When I first saw commercials for “The Libertine”, not only the title, but the way Johnny Depp looked made me think of a cheesy metal band that I secretly enjoy called Cradle of Filth, and by the end of the film, the overall likeness between Depp and ghoulish Cradle of Filth lead singer Dani Filth was uncanny. If you need Google image search to understand this reference, please use it both before and after seeing “The Libertine”.
“The Libertine” is the film version of the play by Stephen Jeffreys and is directed by first timer Lawrence Dunmore. Though written in the 21st century, the language is inspired by Shakespearean era Britain . This aspect of English theatre always adds a barrier to understanding both the subtle and obvious points conveyed by the characters, and while this particular adaptation has a similar crux, the aide of rich visuals, cinema speakers and clear cut performances help overcome it.
A libertine is defined as a person free of moral restraints or boundaries, also known as a rake, if you prefer the apt comparison between someone controlled by sex, wine and defiance to a multi-fingered yard tool. John Wilmot (Johnny Depp) was the Earl of Rochester, an actual 17th century historical figure who was akin to the unwilling rock star of today, or maybe even Johnny Depp the actor. In the prologue, Wilmot instructs the viewer, “I don’t want you to like me”, but we quickly learn that deep inside Wilmot craves fame, praise and adoration, and is very hard not to like.
Wilmot was born into an aristocratic line and was meant to carry on his father’s work in the King’s court. He had a renowned gift for winning over the hearts of men and women with his charm and intelligence, but was more interested in writing dirty poems, attending the theatre, the whorehouse and anywhere there was wine. King Charles II (John Malkovich) had a love/hate (and possibly sexual) relationship with the irresistible troubadour, and called him back to London from banishment on commission to be his Shakespeare and write a play glorifying his reign. Depp and Malkovich both give astounding and committed performances, and their relationship is ambiguously fragile from the ebb and flow of their characters’ mutual respect and disdain.
On his return to London , Wilmot joins back up with his motley group of rich, young companions and relates the reason for his banishment. This being a playfully derogatory poem read aloud to the King about how his royal “member” was impotent. Sexual scenarios are used humorously as Wilmot employs a servant by the name of “Alcock”, he composes a poem out loud while receiving oral sex, and when a wench offers a breast to one of Wilmot’s cronies, the gentleman refutes the offer, saying, “No thank you, I’ve already eaten this morning.” The height of Wilmot’s Chaucer-like debauchery and need for rebellion comes in the form of his commissioned play, which is a hilarious ode to male genitalia and an outright slandering Charles’s reign.
Wilmot also has a serious brooding side that counters his self-effacing public stunts.
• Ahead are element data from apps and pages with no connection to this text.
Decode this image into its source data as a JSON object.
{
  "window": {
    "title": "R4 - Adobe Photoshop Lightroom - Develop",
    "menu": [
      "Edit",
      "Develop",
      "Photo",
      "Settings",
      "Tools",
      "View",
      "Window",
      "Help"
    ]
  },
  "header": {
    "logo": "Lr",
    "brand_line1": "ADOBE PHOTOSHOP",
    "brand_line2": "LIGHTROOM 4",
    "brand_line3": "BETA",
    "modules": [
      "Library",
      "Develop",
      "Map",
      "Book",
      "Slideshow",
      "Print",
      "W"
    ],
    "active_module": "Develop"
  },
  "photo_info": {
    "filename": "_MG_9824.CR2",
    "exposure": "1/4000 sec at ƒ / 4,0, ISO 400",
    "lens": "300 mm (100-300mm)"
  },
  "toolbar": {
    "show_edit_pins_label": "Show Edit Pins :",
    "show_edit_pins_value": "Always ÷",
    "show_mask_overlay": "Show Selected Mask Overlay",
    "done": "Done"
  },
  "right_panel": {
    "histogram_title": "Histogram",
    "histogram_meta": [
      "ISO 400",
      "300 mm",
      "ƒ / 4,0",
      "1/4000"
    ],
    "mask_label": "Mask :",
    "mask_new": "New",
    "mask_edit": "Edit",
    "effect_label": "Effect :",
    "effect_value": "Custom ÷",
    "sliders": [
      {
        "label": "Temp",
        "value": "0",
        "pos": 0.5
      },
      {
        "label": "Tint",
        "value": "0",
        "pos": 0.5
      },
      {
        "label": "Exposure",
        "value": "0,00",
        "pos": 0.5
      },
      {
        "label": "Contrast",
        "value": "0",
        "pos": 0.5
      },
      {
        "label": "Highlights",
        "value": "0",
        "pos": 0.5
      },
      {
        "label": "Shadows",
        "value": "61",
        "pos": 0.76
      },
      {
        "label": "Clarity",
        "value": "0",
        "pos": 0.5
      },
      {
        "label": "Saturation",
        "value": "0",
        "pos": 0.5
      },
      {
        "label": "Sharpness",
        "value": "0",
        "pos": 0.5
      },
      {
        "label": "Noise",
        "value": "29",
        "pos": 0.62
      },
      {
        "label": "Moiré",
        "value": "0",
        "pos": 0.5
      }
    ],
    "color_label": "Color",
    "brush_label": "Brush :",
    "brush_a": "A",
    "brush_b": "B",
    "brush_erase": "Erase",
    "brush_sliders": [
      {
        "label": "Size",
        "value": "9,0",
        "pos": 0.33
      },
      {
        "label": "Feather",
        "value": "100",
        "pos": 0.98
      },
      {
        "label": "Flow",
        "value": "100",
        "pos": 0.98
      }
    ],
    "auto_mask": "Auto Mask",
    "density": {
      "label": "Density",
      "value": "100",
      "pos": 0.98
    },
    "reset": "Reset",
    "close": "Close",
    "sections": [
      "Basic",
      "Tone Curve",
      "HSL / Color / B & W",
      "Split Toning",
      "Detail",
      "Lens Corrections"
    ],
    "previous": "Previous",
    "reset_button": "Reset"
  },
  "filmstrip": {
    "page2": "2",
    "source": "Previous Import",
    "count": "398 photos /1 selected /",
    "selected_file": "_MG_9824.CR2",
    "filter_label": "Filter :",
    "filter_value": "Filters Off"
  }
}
Most of this is seen in his relationship with actress Elizabeth Barry (Samantha Morton), whom he tutors to greatness, eventually falling in love with. She is depicted as the idealized version of Wilmot, someone extremely proud, vain and talented, but not afraid be disliked. The dynamic in their affair shows Wilmot at his best and also at his lowest possession of self awareness.
Star Johnny Depp is in a considerable amount of movies every year, and at times it makes me think that he is just being masturbatory by taking some average roles in average films (“Secret Window”, “Finding Neverland”, etc.) in order to stand out and carry them on his shoulders. But maybe his prolific career is more the sign of a versatile artist who wants to constantly practice his craft and is willing to star in roles that are not as good as he is just for the challenge. Whatever the reasons, Depp is incredible, and without him “The Libertine” would fail to re-coup the money spent feeding the cast.
“The Libertine” is part dirty comedy, part tragic character study and wholly solid piece of work that can appeal to fans of cinematic adaptations of theatre, Johnny Depp, or even just the general moviegoer looking for something out of the ordinary. While it is undeniably well cast and acted by all involved, it is really just about Johnny Depp.
Laurence Dunmore (director) / Laurence Dunmore (screenplay)
CAST: Johnny Depp …. Rochester
Samantha Morton …. Elizabeth Barry
John Malkovich …. King Charles II
Paul Ritter …. Chiffinch
Stanley Townsend …. Keown
Francesca Annis …. Countess
Rosamund Pike …. Elizabeth Malet